|MozillaWiki||MozillaWiki (wiki.mozilla.org)||Christie Koehler (ckoehler), Gordon P. Hemsley (gphemsley)|
|mozillayvr||Mozilla Vancouver @MozillaYVR||Brian Clark (bclark), Stephanie Hobson (shobson)|
|mozfr||Mozilla Francophone||Pascal Chevrel https://mozillians.org/fr/u/pascalc/|
|rust-lang||The Rust Programming Language||Aaron Turon (aturon)|
|servo||Servo (browser engine written in Rust)||Lars Bergstrom (larsberg), Jack Moffitt|
|tabulapdf||Tabula project (extract data from PDF files)||?|
|webcompat||Web Compatibility Team||Mike Taylor (miketaylr)|
|mozilla-l10n||Mozilla l10n-drivers team||Pascal Chevrel https://mozillians.org/fr/u/pascalc/|
|taskcluster||TaskCluster Team||Greg Arndt|
|MozillaCH||Mozilla Switzerland||Michael Kohler (mkohler), freaktechnik (freaktechnik)|
|mozmar||Mozilla Marketing||Benjamin Sternthal (bensternthal), Paul McLanahan (pmac)|
|mozilla-payments||Implementation of Web Payment APIs||Caceres Marcos Caceres|
|mozilla-jetpack||Resources for Mozilla's Add-on SDK||?|
|web-ext-experiments||WebExtension API Experiments||Andy McKay (andym)|

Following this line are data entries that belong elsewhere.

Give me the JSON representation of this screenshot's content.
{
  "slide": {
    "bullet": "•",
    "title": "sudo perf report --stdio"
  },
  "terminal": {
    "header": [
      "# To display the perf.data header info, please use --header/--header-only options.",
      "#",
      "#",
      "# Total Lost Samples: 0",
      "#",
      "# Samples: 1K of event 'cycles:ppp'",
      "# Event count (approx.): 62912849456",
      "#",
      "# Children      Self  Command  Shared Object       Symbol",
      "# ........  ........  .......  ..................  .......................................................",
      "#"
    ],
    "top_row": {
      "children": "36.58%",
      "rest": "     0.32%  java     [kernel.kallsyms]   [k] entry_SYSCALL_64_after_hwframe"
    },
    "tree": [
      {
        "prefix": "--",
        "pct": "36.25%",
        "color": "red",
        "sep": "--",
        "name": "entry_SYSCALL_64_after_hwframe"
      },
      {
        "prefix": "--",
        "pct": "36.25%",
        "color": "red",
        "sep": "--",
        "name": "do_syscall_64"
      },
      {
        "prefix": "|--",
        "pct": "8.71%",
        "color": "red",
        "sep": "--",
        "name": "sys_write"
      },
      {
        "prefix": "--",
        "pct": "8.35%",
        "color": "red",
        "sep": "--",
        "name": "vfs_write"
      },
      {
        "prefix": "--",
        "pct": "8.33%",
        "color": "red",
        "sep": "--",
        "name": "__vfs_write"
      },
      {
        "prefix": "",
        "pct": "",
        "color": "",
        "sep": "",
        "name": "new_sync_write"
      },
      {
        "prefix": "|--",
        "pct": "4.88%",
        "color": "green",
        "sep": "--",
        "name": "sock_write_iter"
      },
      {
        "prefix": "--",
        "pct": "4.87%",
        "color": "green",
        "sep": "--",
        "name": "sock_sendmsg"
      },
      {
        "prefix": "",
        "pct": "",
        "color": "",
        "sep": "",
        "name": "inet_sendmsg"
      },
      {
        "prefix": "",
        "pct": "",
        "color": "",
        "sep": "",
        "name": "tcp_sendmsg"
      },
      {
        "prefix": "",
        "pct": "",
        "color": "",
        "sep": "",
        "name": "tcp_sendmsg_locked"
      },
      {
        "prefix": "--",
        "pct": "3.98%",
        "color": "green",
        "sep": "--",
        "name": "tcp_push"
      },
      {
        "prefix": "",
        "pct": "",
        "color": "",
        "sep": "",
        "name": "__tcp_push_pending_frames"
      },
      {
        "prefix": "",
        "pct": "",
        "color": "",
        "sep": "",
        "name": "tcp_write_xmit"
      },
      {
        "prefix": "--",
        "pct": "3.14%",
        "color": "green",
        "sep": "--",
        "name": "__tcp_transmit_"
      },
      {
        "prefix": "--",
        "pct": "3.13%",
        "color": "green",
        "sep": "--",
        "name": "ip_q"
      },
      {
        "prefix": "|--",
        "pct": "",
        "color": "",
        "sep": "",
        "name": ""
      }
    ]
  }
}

|mozilla-conduit||Mozilla Conduit work||Mark Côté (mcote)|
Why, yes! In no particular order:
- https://github.com/kinetiknz/nestegg/ : WebM demuxer
- https://github.com/xiph/opus/ : Modern audio compression for the internet.
- https://github.com/webmproject/libvpx : Mirror only. Please do not send pull requests.
- https://github.com/campd/fxdt-adapters : Firefox Developer Tools protocol adapters
- https://github.com/bbondy/codefirefox : Video and exercise based tutorial site for coding Firefox and other Mozilla related technology
- https://github.com/nickdesaulniers/where-is-firefox-os : A map showing where in the world Firefox OS phones are being sold.
- https://github.com/jdm/bugsahoy : A landing page to make finding relevant bugs easier for new Mozilla contributors.
- https://github.com/w3c/web-platform-tests : Test Suites for Web Platform specifications
- https://github.com/w3c/wptserve : Web server designed for use with web-platform-tests
- https://github.com/w3c/wptrunner : Cross-browser and multi-platform test runner for web-platform-tests. Used in mozilla-central and servo.
- https://github.com/w3c/testharness.js : (no description)
- https://github.com/jdm/asknot : Ask not what Mozilla can do for you but what you can do for Mozilla.
- https://github.com/jeffbryner/MozDef: Mozilla Defense Platform.
- https://github.com/jgraham/webdriver-rust: WebDriver library for Rust.
- https://github.com/ehsan/mozilla-cvs-history: A git conversion of the full Mozilla CVS history, useful for code archaeology.